Busting Tech Career Myths, Part 3: ’It’s Not a Tech Job Unless You Work for a Major Silicon Valley Company’
In the previous installments of this series, I pointed to a looming crises for the tech sector and, by extension, our nation.
In brief, some analysts say at least half a million open IT positions are going unfilled. Meanwhile, the US Bureau of Labor Statistics predicts IT occupations will grow 10 percent by 2026, when many existing tech professionals will begin retiring. In combination, these factors could create a national tech talent deficit with negative consequences for workers, employers, and our entire economy.
To fill these skills shortages, we’ll need the rising generation of teens and tweens to explore careers in technology.

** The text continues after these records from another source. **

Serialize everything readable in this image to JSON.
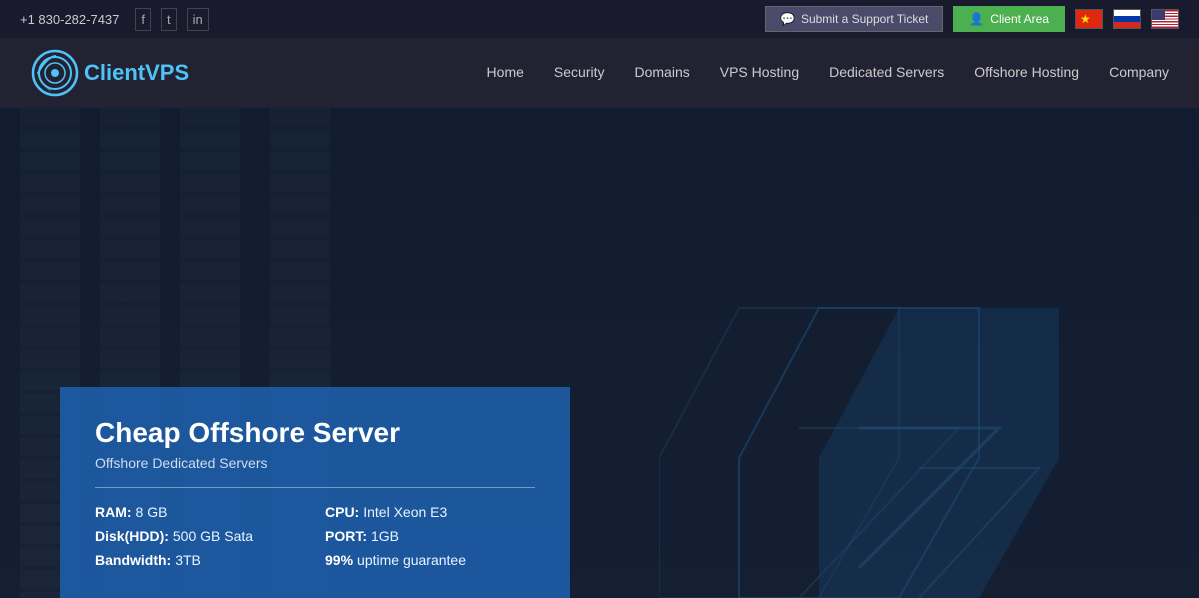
{
  "topbar": {
    "phone": "+1 830-282-7437",
    "social": [
      "f",
      "t",
      "in"
    ],
    "support_btn": "Submit a Support Ticket",
    "client_btn": "Client Area",
    "flags": [
      "cn",
      "ru",
      "us"
    ]
  },
  "nav": {
    "logo_brand": "ClientVPS",
    "logo_prefix": "Client",
    "logo_suffix": "VPS",
    "links": [
      {
        "label": "Home",
        "id": "home"
      },
      {
        "label": "Security",
        "id": "security"
      },
      {
        "label": "Domains",
        "id": "domains"
      },
      {
        "label": "VPS Hosting",
        "id": "vps-hosting"
      },
      {
        "label": "Dedicated Servers",
        "id": "dedicated-servers"
      },
      {
        "label": "Offshore Hosting",
        "id": "offshore-hosting"
      },
      {
        "label": "Company",
        "id": "company"
      }
    ]
  },
  "hero": {
    "card": {
      "title": "Cheap Offshore Server",
      "subtitle": "Offshore Dedicated Servers",
      "specs": [
        {
          "label": "RAM:",
          "value": "8 GB"
        },
        {
          "label": "CPU:",
          "value": "Intel Xeon E3"
        },
        {
          "label": "Disk(HDD):",
          "value": "500 GB Sata"
        },
        {
          "label": "PORT:",
          "value": "1GB"
        },
        {
          "label": "Bandwidth:",
          "value": "3TB"
        },
        {
          "label": "99%",
          "value": "uptime guarantee",
          "bold_value": true
        }
      ]
    }
  }
}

However, seven damaging myths discourage tweens, teenagers, and their parents from exploring pathways to technology careers.

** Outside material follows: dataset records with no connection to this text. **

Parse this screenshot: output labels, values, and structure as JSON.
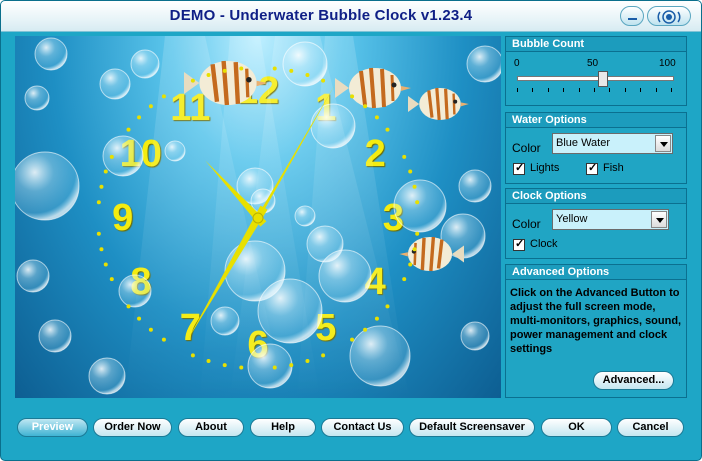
{
  "window": {
    "title": "DEMO - Underwater Bubble Clock v1.23.4"
  },
  "clock": {
    "numbers": [
      "12",
      "1",
      "2",
      "3",
      "4",
      "5",
      "6",
      "7",
      "8",
      "9",
      "10",
      "11"
    ],
    "hour_hand_color": "#e8e000",
    "time_hour": 10,
    "time_minute": 35,
    "time_second": 5
  },
  "bubble_count": {
    "title": "Bubble Count",
    "min_label": "0",
    "mid_label": "50",
    "max_label": "100",
    "value": 55
  },
  "water_options": {
    "title": "Water Options",
    "color_label": "Color",
    "color_value": "Blue Water",
    "lights_label": "Lights",
    "lights_checked": true,
    "fish_label": "Fish",
    "fish_checked": true
  },
  "clock_options": {
    "title": "Clock Options",
    "color_label": "Color",
    "color_value": "Yellow",
    "clock_label": "Clock",
    "clock_checked": true
  },
  "advanced_options": {
    "title": "Advanced Options",
    "description": "Click on the Advanced Button to adjust the full screen mode, multi-monitors, graphics, sound, power management and clock settings",
    "button_label": "Advanced..."
  },
  "buttons": {
    "preview": "Preview",
    "order_now": "Order Now",
    "about": "About",
    "help": "Help",
    "contact_us": "Contact Us",
    "default_screensaver": "Default Screensaver",
    "ok": "OK",
    "cancel": "Cancel"
  },
  "colors": {
    "accent": "#1ea6c6",
    "clock_yellow": "#f4ec10",
    "title_text": "#0f1f86"
  }
}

Previously, we busted the myth that working in technology requires a four-year college degree. Today, we’ll discredit our third myth:

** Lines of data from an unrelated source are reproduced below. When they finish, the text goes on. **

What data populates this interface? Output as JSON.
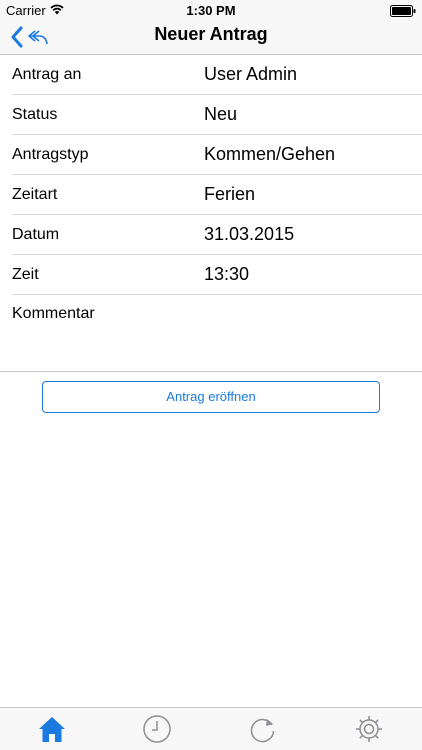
{
  "status_bar": {
    "carrier": "Carrier",
    "time": "1:30 PM"
  },
  "nav": {
    "title": "Neuer Antrag"
  },
  "form": {
    "rows": [
      {
        "label": "Antrag an",
        "value": "User Admin"
      },
      {
        "label": "Status",
        "value": "Neu"
      },
      {
        "label": "Antragstyp",
        "value": "Kommen/Gehen"
      },
      {
        "label": "Zeitart",
        "value": "Ferien"
      },
      {
        "label": "Datum",
        "value": "31.03.2015"
      },
      {
        "label": "Zeit",
        "value": "13:30"
      }
    ],
    "comment_label": "Kommentar"
  },
  "actions": {
    "submit_label": "Antrag eröffnen"
  },
  "tabs": [
    {
      "icon": "home-icon",
      "active": true
    },
    {
      "icon": "clock-icon",
      "active": false
    },
    {
      "icon": "refresh-icon",
      "active": false
    },
    {
      "icon": "gear-icon",
      "active": false
    }
  ],
  "colors": {
    "accent": "#1a7ae0",
    "inactive_icon": "#8e8e93",
    "bar_background": "#f7f7f7"
  }
}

Myth No. 3: If It’s Not at Facebook or Google, It’s Not a Technology Job
In truth, there’s no Valley required. Today, tech arguably is the most crucial factor driving the global economy. How could a force that powerful be contained in one place?
You don’t need to live in Silicon Valley to have a successful, exciting career in technology. Despite surface differences, every industry depends on IT. From small, family-run businesses like corner convenience stores, dry cleaners, and lawn services to big banks and insurance companies, technologist positions exist in almost every organization around the world.
Per the CompTIA “IT Industry Outlook 2017” report, there are about 375,000 small
information technology companies in the United States. Those companies employ about 45 percent of the workforce in the IT industry. Thousands of jobs are available at innovative companies large and small, and there are plenty of places to work in IT no matter where you live. As telecommuting becomes more popular, the opportunities will only multiply.
My own early passions were technology and movies. In college, I wanted to be a screenwriter. Eventually, I realized that was a long shot. Instead, I focused on my strengths – problem-solving and leadership – and found my calling in the nonprofit world. I’m still connected to the tech industry through my work, and movies continue to be one of my favorite hobbies. If you keep an open mind, there are numerous ways to connect your passions to meaningful and fulfilling work.
In my next article, we’ll deflate the myth that “a tech career means being stuck at a desk.”